Honey, I shrunk the planning cycle

Someone sits at a desk using the Workfront Scenario Planner application

This article originally appeared on Forbes, where Alex Shootman is a guest author and member of the Forbes Technology Council—an invitation-only community for world-class CIOs, CTOs, and technology executives.

First, we thought of the changes to the way we work as a sprint, then as a marathon and then as a 100-mile endurance race — but in reality, it’s becoming a long journey for every business.

That’s the sharp insight a fellow CEO shared with me recently during a conversation about planning for change when change happens all the time. The answer is to think differently about the planning cycle and the alignment of people, time and money.

The old planning cycle

Before 2020, most leaders had faith in the power of a spreadsheet; the patterns revealed in data and increasingly sophisticated forecasting to push the time horizon of the planning cycle farther and farther out. Leaders would point to where the flag in the ground would be in a year’s time, and everyone in the business would start running hard and fast in that general direction.

Then, along came a pandemic that saw 96% of U.S. B2B organizations revamp their go-to-market sales model practically overnight, according to McKinsey. Suddenly, predicting what tomorrow would look like — let alone next quarter or next year — seemed impossible.

Constant recalibration of the journey

What I’m seeing now is companies replanning work on the fly. They are running and comparing scenarios and making smart decisions quickly to adapt to ongoing market shifts, mitigate risk and stay ahead of the competition. What they have understood is that the destination is the hero, not the journey. They are constantly prepared to recalibrate their journey to get there.

Let’s compare the old cycle to the new. Let’s start with the old cycle, which had the following qualities:

• Timeframe:  Prescriptive and defined quarterly or annually.

• Technology:  Set actions defined in presentations/spreadsheets.

• Goals:  Outputs.

The new cycle looks a bit different:

• Timeframe:  Highly iterative on a daily, hourly or weekly basis.

• Technology:  Hypothesis-testing and real-time views enabled by enterprise work management solutions and applications.

• Goals:  Outcomes.

Different iterative models

New, condensed planning cycles are being organized around different iterative models. One is the objectives and key results (OKR) model introduced to Google by John Doerr, who describes the process in his book  Measure What Matters. He gives the simple definition: “I will (objective name) as measured by (a set of key results).”

Think of the objective in OKRs as a strategic goal — a broad, overarching, qualitative headline of what is to be achieved. The objective’s key results resemble key performance indicators (KPIs). KRs can be metrics or measurable milestones that benchmark over time how the objective will be achieved.

I describe another iterative model in my book_, Done Right_, which was based on insights from customers and collaborators over many years. You start with a compass-point question: a simple question that captures what your goal is all about — for example, “Will it allow us to create and keep customers?”

You then need to break down your goal into key initiatives, milestones and best next actions (BNAs). Key initiatives are projects or actions that take an organization closer to the goal. Each key initiative breaks down farther still into smaller actions: milestones. As the name suggests, these are the five or six way-markers of progress that help show how far you are moving toward completion of each key initiative.
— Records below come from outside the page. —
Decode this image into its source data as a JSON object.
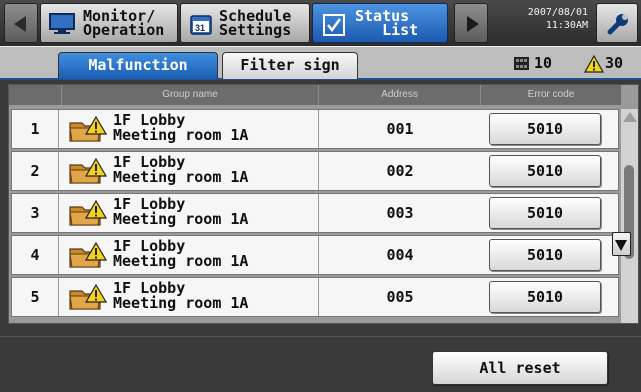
{
  "nav": {
    "monitor_label": "Monitor/\nOperation",
    "schedule_label": "Schedule\nSettings",
    "status_label": "Status\n   List",
    "datetime": "2007/08/01\n11:30AM"
  },
  "subtabs": {
    "malfunction": "Malfunction",
    "filter": "Filter sign",
    "units_count": "10",
    "errors_count": "30"
  },
  "table": {
    "headers": {
      "group": "Group name",
      "address": "Address",
      "error": "Error code"
    },
    "rows": [
      {
        "num": "1",
        "group": "1F Lobby\nMeeting room 1A",
        "address": "001",
        "error_code": "5010"
      },
      {
        "num": "2",
        "group": "1F Lobby\nMeeting room 1A",
        "address": "002",
        "error_code": "5010"
      },
      {
        "num": "3",
        "group": "1F Lobby\nMeeting room 1A",
        "address": "003",
        "error_code": "5010"
      },
      {
        "num": "4",
        "group": "1F Lobby\nMeeting room 1A",
        "address": "004",
        "error_code": "5010"
      },
      {
        "num": "5",
        "group": "1F Lobby\nMeeting room 1A",
        "address": "005",
        "error_code": "5010"
      }
    ]
  },
  "footer": {
    "all_reset": "All reset"
  },
  "colors": {
    "active_tab": "#2a6fcb",
    "warning": "#f2d21b",
    "folder": "#c98a2b"
  }
}
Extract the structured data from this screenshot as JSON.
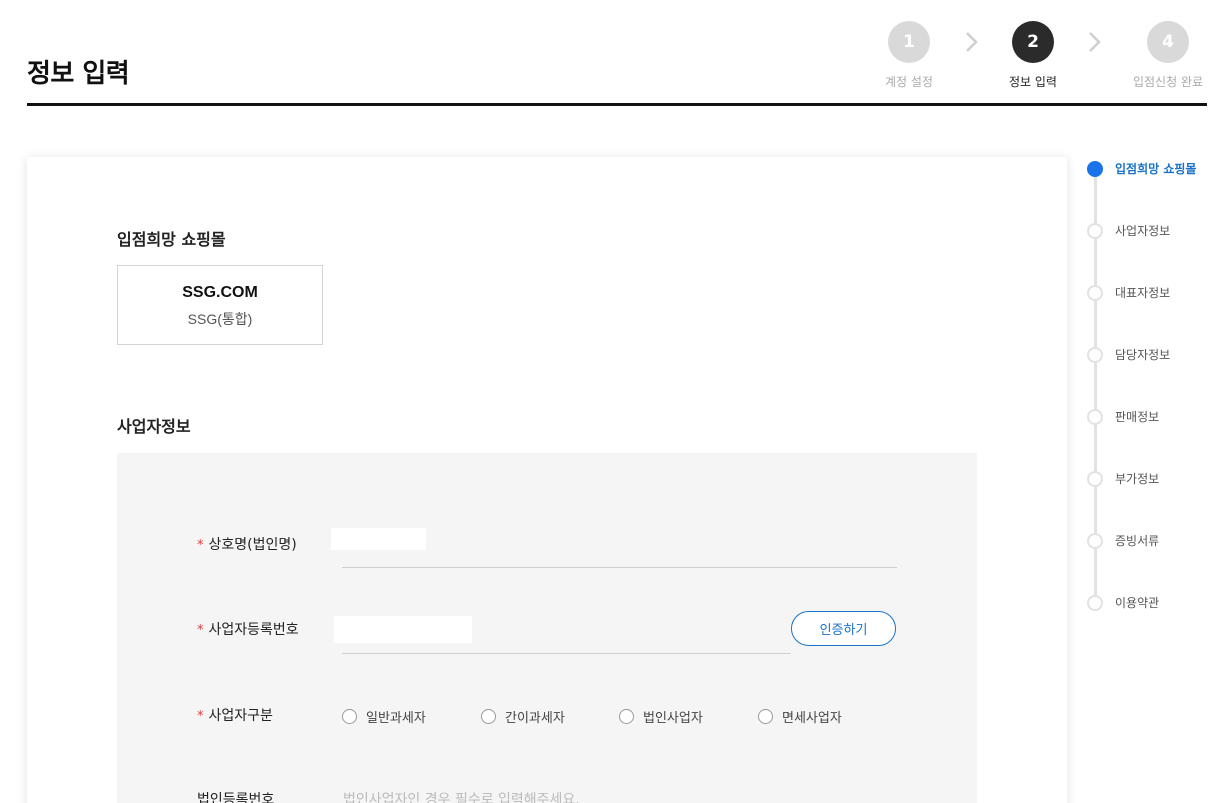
{
  "page": {
    "title": "정보 입력"
  },
  "steps": [
    {
      "number": "1",
      "label": "계정 설정"
    },
    {
      "number": "2",
      "label": "정보 입력"
    },
    {
      "number": "4",
      "label": "입점신청 완료"
    }
  ],
  "mall_section": {
    "title": "입점희망 쇼핑몰",
    "mall_name": "SSG.COM",
    "mall_sub": "SSG(통합)"
  },
  "business_section": {
    "title": "사업자정보",
    "company_name_label": "상호명(법인명)",
    "biz_number_label": "사업자등록번호",
    "verify_button": "인증하기",
    "biz_type_label": "사업자구분",
    "biz_type_options": [
      "일반과세자",
      "간이과세자",
      "법인사업자",
      "면세사업자"
    ],
    "corp_number_label": "법인등록번호",
    "corp_number_placeholder": "법인사업자인 경우 필수로 입력해주세요.",
    "required_mark": "*"
  },
  "side_nav": {
    "items": [
      "입점희망 쇼핑몰",
      "사업자정보",
      "대표자정보",
      "담당자정보",
      "판매정보",
      "부가정보",
      "증빙서류",
      "이용약관"
    ],
    "active_index": 0
  },
  "colors": {
    "accent": "#1a73e8",
    "required": "#e03a3a",
    "active_step": "#2b2b2b"
  }
}
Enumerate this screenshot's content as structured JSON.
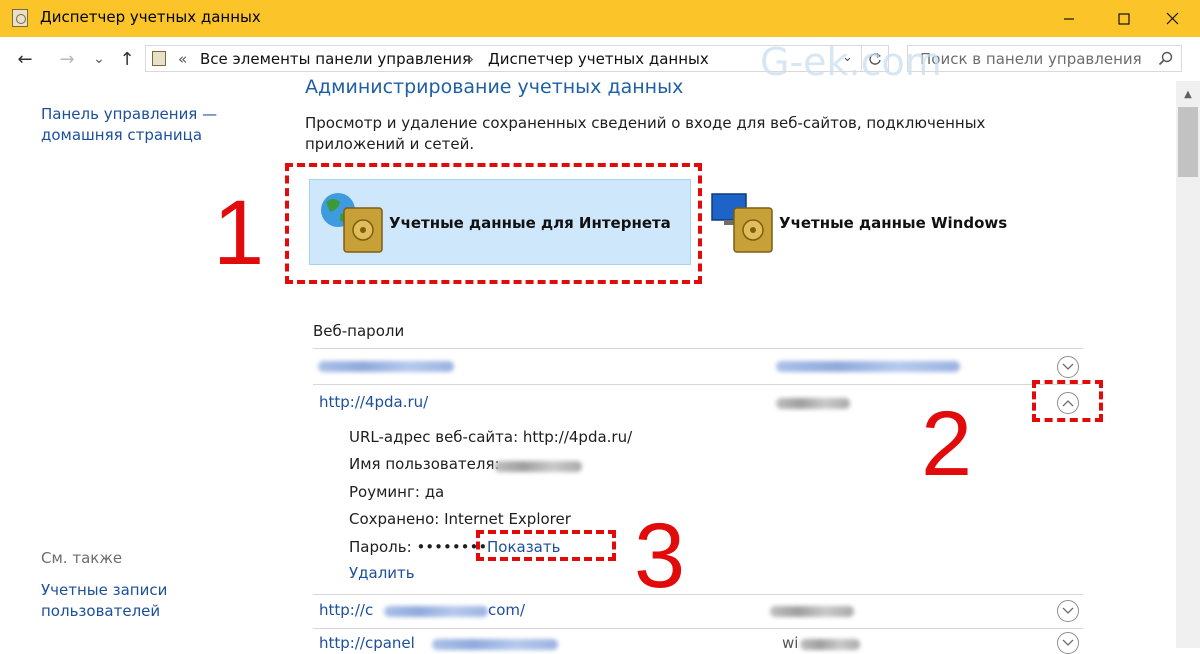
{
  "window": {
    "title": "Диспетчер учетных данных",
    "controls": {
      "minimize": "—",
      "maximize": "☐",
      "close": "✕"
    }
  },
  "nav": {
    "back": "←",
    "forward": "→",
    "recent": "⌄",
    "up": "↑"
  },
  "address": {
    "crumbs_sep_start": "«",
    "crumb_1": "Все элементы панели управления",
    "sep": "›",
    "crumb_2": "Диспетчер учетных данных",
    "dropdown": "⌄"
  },
  "search": {
    "placeholder": "Поиск в панели управления"
  },
  "watermark": "G-ek.com",
  "sidebar": {
    "home_link_line1": "Панель управления —",
    "home_link_line2": "домашняя страница",
    "see_also": "См. также",
    "user_accounts_line1": "Учетные записи",
    "user_accounts_line2": "пользователей"
  },
  "main": {
    "heading": "Администрирование учетных данных",
    "description": "Просмотр и удаление сохраненных сведений о входе для веб-сайтов, подключенных приложений и сетей.",
    "tiles": {
      "internet": "Учетные данные для Интернета",
      "windows": "Учетные данные Windows"
    },
    "section_title": "Веб-пароли",
    "entries": [
      {
        "url": "",
        "user": "",
        "expanded": false
      },
      {
        "url": "http://4pda.ru/",
        "user": "",
        "expanded": true
      },
      {
        "url": "http://c",
        "url_suffix": "com/",
        "user": "",
        "expanded": false
      },
      {
        "url": "http://cpanel",
        "user": "wi",
        "expanded": false
      }
    ],
    "details": {
      "url_label": "URL-адрес веб-сайта:",
      "url_value": "http://4pda.ru/",
      "username_label": "Имя пользователя:",
      "roaming_label": "Роуминг:",
      "roaming_value": "да",
      "saved_label": "Сохранено:",
      "saved_value": "Internet Explorer",
      "password_label": "Пароль:",
      "password_mask": "••••••••",
      "show_link": "Показать",
      "delete_link": "Удалить"
    }
  },
  "annotations": {
    "one": "1",
    "two": "2",
    "three": "3"
  },
  "colors": {
    "titlebar": "#fbc52a",
    "link": "#1c4f9c",
    "heading": "#1f5fa6",
    "annotation": "#e10b0b",
    "tile_selected": "#cfe7fa"
  }
}
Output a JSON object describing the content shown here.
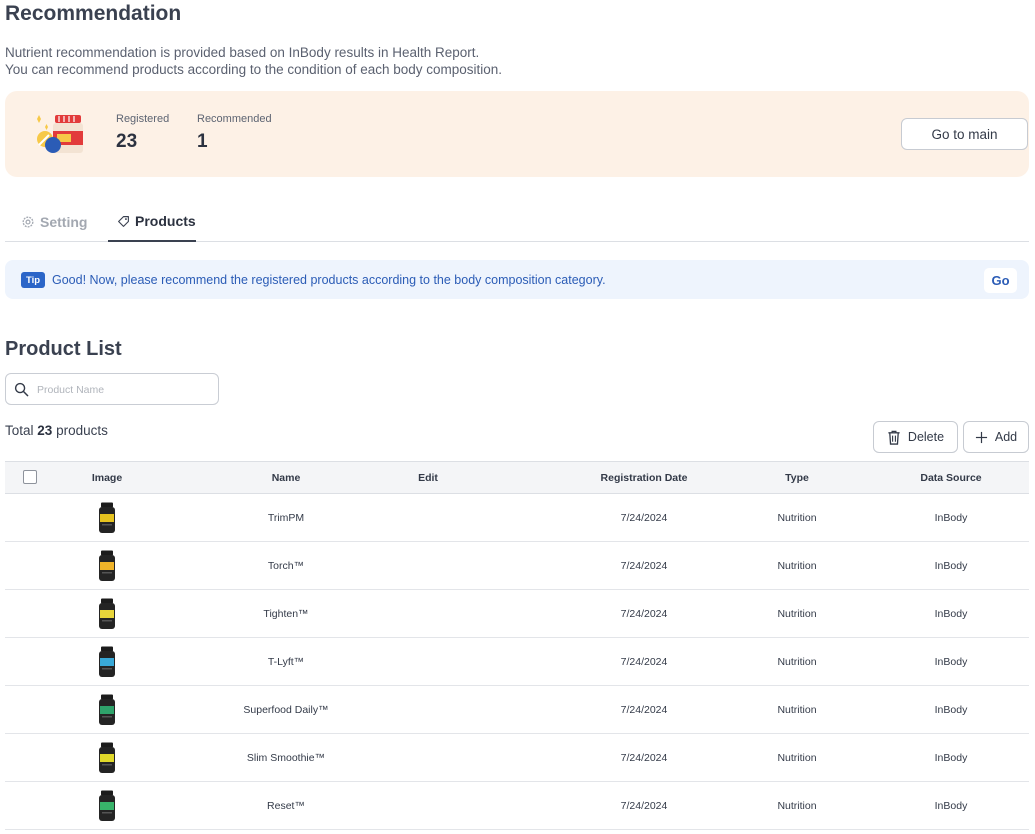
{
  "header": {
    "title": "Recommendation",
    "desc_line1": "Nutrient recommendation is provided based on InBody results in Health Report.",
    "desc_line2": "You can recommend products according to the condition of each body composition."
  },
  "summary": {
    "registered_label": "Registered",
    "registered_value": "23",
    "recommended_label": "Recommended",
    "recommended_value": "1",
    "go_main_label": "Go to main",
    "illustration_icon": "supplement-bottle-pills-icon"
  },
  "tabs": {
    "setting": "Setting",
    "products": "Products",
    "active": "products"
  },
  "tip": {
    "badge": "Tip",
    "text": "Good! Now, please recommend the registered products according to the body composition category.",
    "go_label": "Go"
  },
  "product_list": {
    "title": "Product List",
    "search_placeholder": "Product Name",
    "total_prefix": "Total",
    "total_count": "23",
    "total_suffix": "products",
    "delete_label": "Delete",
    "add_label": "Add",
    "columns": {
      "image": "Image",
      "name": "Name",
      "edit": "Edit",
      "date": "Registration Date",
      "type": "Type",
      "source": "Data Source"
    },
    "rows": [
      {
        "name": "TrimPM",
        "date": "7/24/2024",
        "type": "Nutrition",
        "source": "InBody",
        "label_color": "#e6c31f"
      },
      {
        "name": "Torch™",
        "date": "7/24/2024",
        "type": "Nutrition",
        "source": "InBody",
        "label_color": "#f0b429"
      },
      {
        "name": "Tighten™",
        "date": "7/24/2024",
        "type": "Nutrition",
        "source": "InBody",
        "label_color": "#e8d53a"
      },
      {
        "name": "T-Lyft™",
        "date": "7/24/2024",
        "type": "Nutrition",
        "source": "InBody",
        "label_color": "#39a9d8"
      },
      {
        "name": "Superfood Daily™",
        "date": "7/24/2024",
        "type": "Nutrition",
        "source": "InBody",
        "label_color": "#2fa36b"
      },
      {
        "name": "Slim Smoothie™",
        "date": "7/24/2024",
        "type": "Nutrition",
        "source": "InBody",
        "label_color": "#e1d92a"
      },
      {
        "name": "Reset™",
        "date": "7/24/2024",
        "type": "Nutrition",
        "source": "InBody",
        "label_color": "#38b36a"
      }
    ]
  },
  "colors": {
    "summary_bg": "#fdf1e6",
    "tip_bg": "#eef4fd",
    "tip_accent": "#2b65c8"
  }
}
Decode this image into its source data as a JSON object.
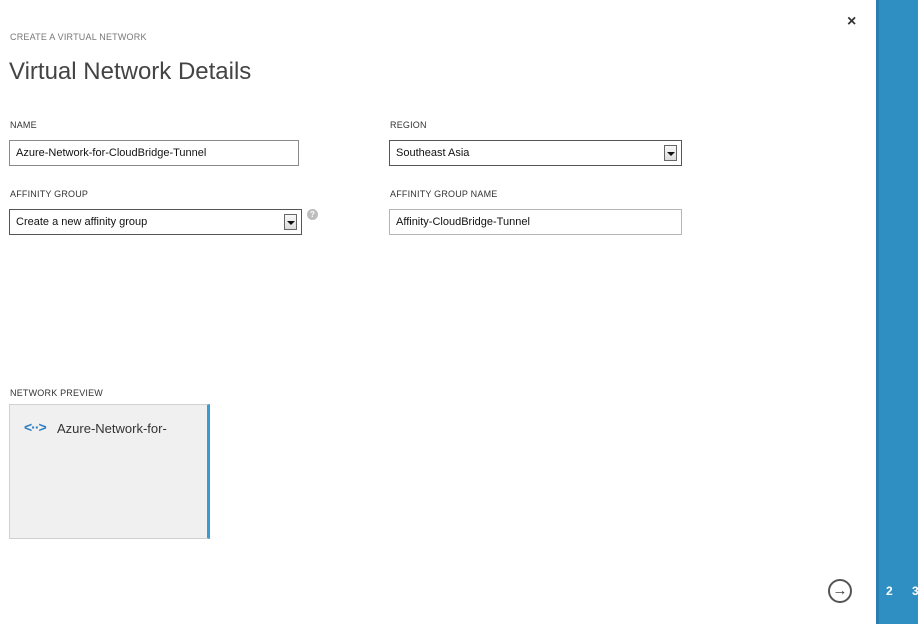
{
  "wizard": {
    "label": "CREATE A VIRTUAL NETWORK",
    "title": "Virtual Network Details"
  },
  "form": {
    "name": {
      "label": "NAME",
      "value": "Azure-Network-for-CloudBridge-Tunnel"
    },
    "region": {
      "label": "REGION",
      "selected": "Southeast Asia"
    },
    "affinity_group": {
      "label": "AFFINITY GROUP",
      "selected": "Create a new affinity group",
      "help_icon": "question-icon"
    },
    "affinity_group_name": {
      "label": "AFFINITY GROUP NAME",
      "value": "Affinity-CloudBridge-Tunnel"
    }
  },
  "preview": {
    "label": "NETWORK PREVIEW",
    "icon": "<··>",
    "network_name": "Azure-Network-for-"
  },
  "controls": {
    "close": "×",
    "next": "→"
  },
  "steps": [
    "2",
    "3"
  ],
  "colors": {
    "accent": "#2f8fc3",
    "icon_blue": "#2d7fc4"
  }
}
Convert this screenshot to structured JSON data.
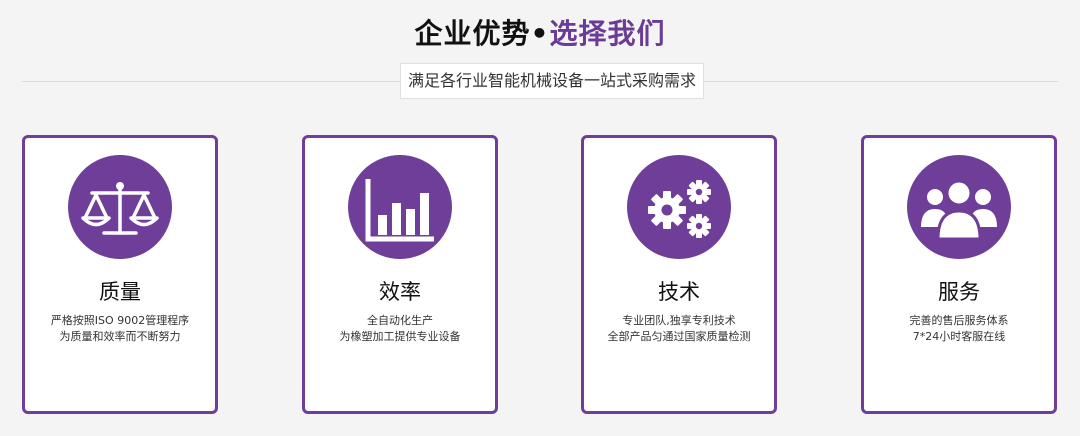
{
  "header": {
    "title_main": "企业优势",
    "title_sep": "•",
    "title_highlight": "选择我们",
    "subtitle": "满足各行业智能机械设备一站式采购需求"
  },
  "colors": {
    "accent": "#6f3e98",
    "background": "#f4f4f4"
  },
  "cards": [
    {
      "icon": "scale-icon",
      "title": "质量",
      "line1": "严格按照ISO 9002管理程序",
      "line2": "为质量和效率而不断努力"
    },
    {
      "icon": "bar-chart-icon",
      "title": "效率",
      "line1": "全自动化生产",
      "line2": "为橡塑加工提供专业设备"
    },
    {
      "icon": "gears-icon",
      "title": "技术",
      "line1": "专业团队,独享专利技术",
      "line2": "全部产品匀通过国家质量检测"
    },
    {
      "icon": "users-icon",
      "title": "服务",
      "line1": "完善的售后服务体系",
      "line2": "7*24小时客服在线"
    }
  ]
}
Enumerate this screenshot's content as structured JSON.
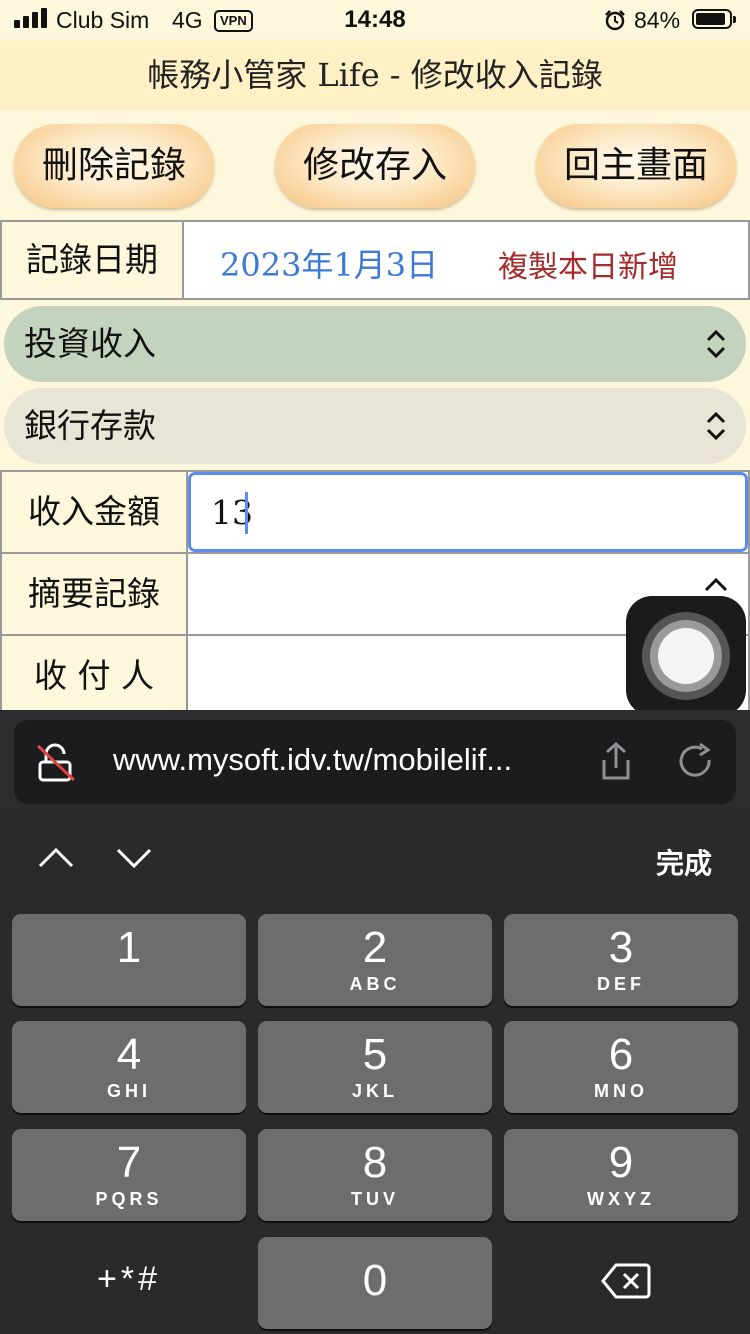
{
  "status": {
    "carrier": "Club Sim",
    "network": "4G",
    "vpn": "VPN",
    "time": "14:48",
    "battery": "84%"
  },
  "title": "帳務小管家 Life - 修改收入記錄",
  "buttons": {
    "delete": "刪除記錄",
    "save": "修改存入",
    "home": "回主畫面"
  },
  "date_row": {
    "label": "記錄日期",
    "value": "2023年1月3日",
    "copy": "複製本日新增"
  },
  "category_select": {
    "value": "投資收入"
  },
  "account_select": {
    "value": "銀行存款"
  },
  "amount_row": {
    "label": "收入金額",
    "value": "13"
  },
  "summary_row": {
    "label": "摘要記錄"
  },
  "payer_row": {
    "label": "收 付 人"
  },
  "browser": {
    "url": "www.mysoft.idv.tw/mobilelif..."
  },
  "keyboard": {
    "done": "完成",
    "keys": [
      {
        "num": "1",
        "letters": ""
      },
      {
        "num": "2",
        "letters": "ABC"
      },
      {
        "num": "3",
        "letters": "DEF"
      },
      {
        "num": "4",
        "letters": "GHI"
      },
      {
        "num": "5",
        "letters": "JKL"
      },
      {
        "num": "6",
        "letters": "MNO"
      },
      {
        "num": "7",
        "letters": "PQRS"
      },
      {
        "num": "8",
        "letters": "TUV"
      },
      {
        "num": "9",
        "letters": "WXYZ"
      },
      {
        "num": "0",
        "letters": ""
      }
    ],
    "symbols": "+*#"
  },
  "colors": {
    "category_bg": "#c3d3be",
    "account_bg": "#e9e5d6",
    "date_blue": "#3a7ad6",
    "copy_red": "#a52a2a",
    "focus": "#5b8cf0"
  }
}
Then comes the discipline of asking about the best next action: “What are we going to do next?” or “What are we going to do within the next two weeks to take us closer to our goal?”

A third model comes from Patrick Lencioni’s book,  The Advantage. Lencioni proposes that a leadership team should answer six questions around which all decisions, goals, tasks, meetings should be centered and focused:

1. Why do we exist?

2. How do we behave?

3. What do we do?

4. How will we succeed?

5. What is most important, right now?

6. Who must do what?

What all three models have in common is that they are contractive rather than expansive — they look to break down and focus plans on what’s important right now.

The new feedback loop

The condensed planning cycle is encouraging leaders to adopt a more consultative mindset. And that’s a mirror image of what their teams believe is needed. It also reflects the “test and adjust” nature of today’s digital economy. From top to bottom of the business, the dynamic of feedback is changing in a productive way.

When operational decision-making is being informed by insight across the org chart, it’s more than a big behavioral shift. It imbues work at all levels with the satisfaction of knowing how it connects to what the company is trying to achieve. Everyone has clarity on how their work matters.

Treat work as a business-critical asset

Planning what and how work gets done is as critical a question for leaders as financial management or sales. But it’s not just a question for leaders. Today, it’s a question that the wisdom across the whole organization can help to answer in real-time and at a pace that was previously inconceivable.

I’m reminded of a speech President Dwight D. Eisenhower gave back in 1957 recalling some old Army wisdom: “Plans are worthless, but planning is everything. There is a very great distinction because when you are planning for an emergency you must start with this one thing: the very definition of ‘emergency’ is that it is unexpected, therefore it is not going to happen the way you are planning.” We’re still living through the truth of that today.